Last one was the douche-y bro who went in with his girlfriend. She was scared but he was just trying to act macho, saying “Aww, that ain’t scary.” At the end his guide quietly mentioned that he was supposed to act scared too so the girl would get close to him. He then spent the next 10 minutes trying to convince the girl to go again. He did not succeed.”
#3. The poor kid.
“Not a haunted house, but a haunted trail. We do a different theme every year. This particular year, it was a Stephen King theme and I was working the Christine exhibit.
So I’m sitting in the middle of the woods, hidden in this old black car covered in leaves and branches and definitely can NOT be seen from the trail, and my job is to wait until the group gets super close to the car, crank it up with the headlights on full blast and rev the ever living shit out of it. As people started running away up the trail, a St Bernard with foam on his mouth (Cujo exhibit) charged out of the woods, barking like a maniac. Every group left in total chaos.

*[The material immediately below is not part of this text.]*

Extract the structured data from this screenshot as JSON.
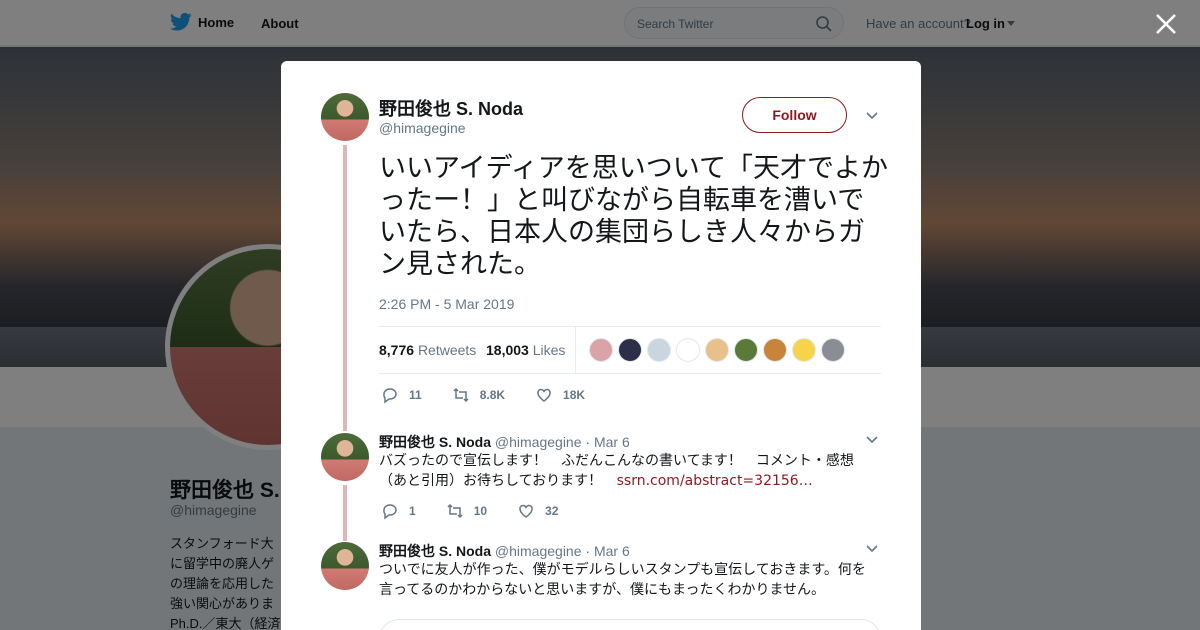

It was great fun, employees got a good laugh, customers got a good scare, everyone left happy until the last night when someone decided that it was a good idea to bring their highly autistic son through (approx 8-9years old). By the time I realized this poor kid was not capable of dealing with everything going on around him, he had gone into total hysterics and we had to have an EMT crew come in, sedate him, and take him out on a stretcher to have a serious talk with his parents.
Moral of the story: parents, please make sure your kids can handle Halloween events. It’s upsetting and potentially dangerous for them.”
#2. Still echoing in the grove.
“I’ve been the chainsaw guy for 11 years at my family’s haunted house. Though as a grown ass man I’ve had to move more into the management side lately.
Scene: We set up the chainsaw scare one year to be in a large open area under some old oaks which is accessed via a trail about 100 yards long. We build a church at the beginning of the area, just off to the side and build a ramp down from behind the church facade. I’d hide behind the church and spring my trap as they filtered into the open area, usually looking away.
The Standard Douche Bro decides to be “funny” and run ahead of the group down the trail and straight through the open area. I let him go; everyone volunteers so we’re literally just in it for the scare, so you target the group and let the Douche just run off and miss everything. There’s a twist, however! Douche turned around and comes back, still at a run. Needless to say, I met him halfway with that old Stihl revved to the moon, head on. He was so scared he screamed, his eyes were the size of saucers and when he tried to stop, both his legs shot out from under him and he landed flat on his ass, his high pitched squeals still echoing in the grove. I turned and went back, preparing for the next group. His group laughed at him mercilessly, probably sick of him ruining the event for everyone.
I probably pick up a over dozen of these stories a year but that one is one of the best. I’ll never forget the feeling of triumph, his friends’ laughs, his screams.”
#1. Mother of the year.
“So I had been put in charge of running a haunted house for a work family event. The only snaffu was that I had not been told it would be for 3-10 year olds. The best story that came from it would he the jump scare where the mother knocked her child over and ran leaving this screaming kid with me.”
Happy Haunting, everyone!